Delivering Race Equality 'did not fully deliver', claims thinktank
Posted Monday 9 May 2011
A new report published today by the thinktank RawOrg (Rights and Wellbeing of Racialised Groups), reveals that staff and service users from racialised groups feel let down by the Government’s Delivering Race Equality (DRE) strategy.
As the five-year strategy aimed at addressing ethnic inequalities in the mental health system came to an end earlier this year, RawOrg sought to reflect on the successes and shortfalls of the DRE strategy by gathering the views of service users and key players involved in its implementation.
Interviews with Community Development Workers (CDWs), the staff on the ground responsible for delivering the strategy, uncovered the following themes:
- The general profile of BME mental health has increased and there is an aptitude for change but enthusiasm is not always met with action.
- Pockets of resistance still exist in services and race issues are seen as peripheral by some. Efforts must be made to make it part of the core business of all mental health services.
- There is increased awareness of mental health problems within minority ethnic communities and improvements to the flow of information between communities and mental health services.

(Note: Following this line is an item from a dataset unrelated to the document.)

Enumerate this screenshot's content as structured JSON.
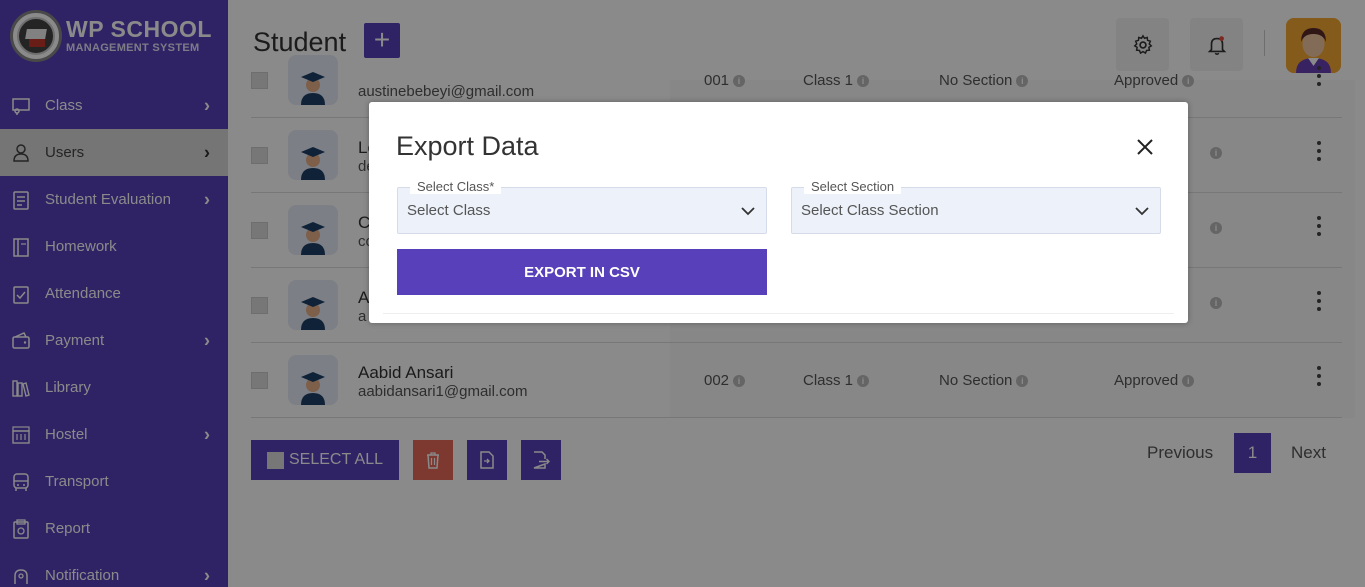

However, blame is often still laid at the doors of BME communities for not engaging with primary care services.
- A lack of clarity about the goals of DRE, the role of CDWs or any clear performance indictors means success has been difficult to measure.
- There was limited funding and resources to implement the required changes and frustration at the slow pace of change but CDWs are optimistic that given more time and support their work will achieve the impact originally envisaged.

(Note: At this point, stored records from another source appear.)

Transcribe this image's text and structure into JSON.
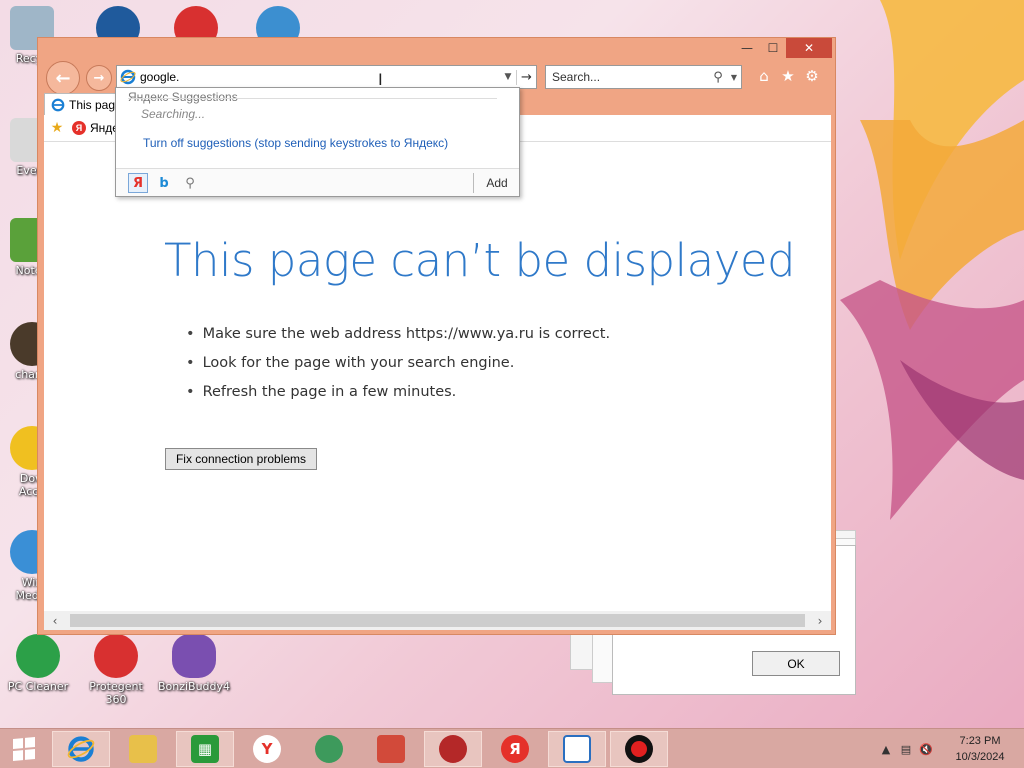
{
  "desktop": {
    "icons": [
      {
        "label": "Recyc",
        "color": "#9fb6c8"
      },
      {
        "label": "Every",
        "color": "#d9d9d9"
      },
      {
        "label": "Notep",
        "color": "#5aa13a"
      },
      {
        "label": "chang",
        "color": "#4a3a2a"
      },
      {
        "label": "Dow",
        "sub": "Acce",
        "color": "#f0c020"
      },
      {
        "label": "Win",
        "sub": "Media",
        "color": "#3a8fd6"
      },
      {
        "label": "PC Cleaner",
        "color": "#2ca048"
      },
      {
        "label": "Protegent 360",
        "color": "#d83030"
      },
      {
        "label": "BonziBuddy4",
        "color": "#7a4fb0"
      }
    ]
  },
  "dialog": {
    "ok_label": "OK"
  },
  "browser": {
    "address_value": "google.",
    "search_placeholder": "Search...",
    "tab_label": "This page can't be displayed",
    "fav_item_label": "Яндекс",
    "error": {
      "title": "This page can’t be displayed",
      "bullets": [
        "Make sure the web address https://www.ya.ru is correct.",
        "Look for the page with your search engine.",
        "Refresh the page in a few minutes."
      ],
      "fix_button": "Fix connection problems"
    },
    "suggestions": {
      "header": "Яндекс Suggestions",
      "status": "Searching...",
      "turn_off": "Turn off suggestions (stop sending keystrokes to Яндекс)",
      "add_label": "Add"
    }
  },
  "taskbar": {
    "time": "7:23 PM",
    "date": "10/3/2024"
  },
  "colors": {
    "window_frame": "#f0a584",
    "error_title": "#2f79c9",
    "link": "#1f5fb8",
    "taskbar": "#d9a8a2"
  }
}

- There must be a continued focus on directly and explicitly addressing race as a driver of inequality in mental health.
RawOrg’s survey of service users and carers from racialised groups revealed:
- A general lack of awareness of the DRE strategy among service users
- A need for training for mental health staff on how best to engage with people from diverse ethnic communities.
- A lack of awareness of mental health issues within diverse ethnic communities, and significant stigma attached to experiencing mental distress.
- A need for greater support for community groups and empowerment of service users and survivors to both influence and provide services.
- Better engagement with faith groups and leaders as a means of disseminating information about mental health issues and services.
- Service users did not perceive substantial progress and had not experienced the types of services DRE was expected to foster
Diverse Minds manager Mind, Marcel Vige said:
Community Development Workers have done some remarkable work over the last few years, particularly at a local level engaging diverse communities with mental health services.
However, on reflection it appears CDWs were given an impossible brief to achieve radical institutional change in a very short space of time. It was inevitable that their success would be limited but given the right support more could have been achieved.
The goals outlined by the DRE have not been realised but valuable lessons have been learnt. It’s vital that the Government’s new mental health strategy makes addressing racial inequalities in the mental health system a priority and that budget cuts and NHS reforms do not hamper this aim.
- RawOrg is a collection of service users, campaigners, professionals and academics dedicated to ending racial inequality throughout the mental health system. We do this by facilitating understanding of the various factors that drive and maintain such inequality. We also support practical action genuinely geared towards ending this longstanding form of injustice.
- The end of delivering race equality? is based on interviews with 12 Community Development Workers and 28 service users.
- For more information please contact the Mind media team:
T: 020 8522 1743
M: 07850 788514
e: Mind Media team
ISDN: 020 8221 0817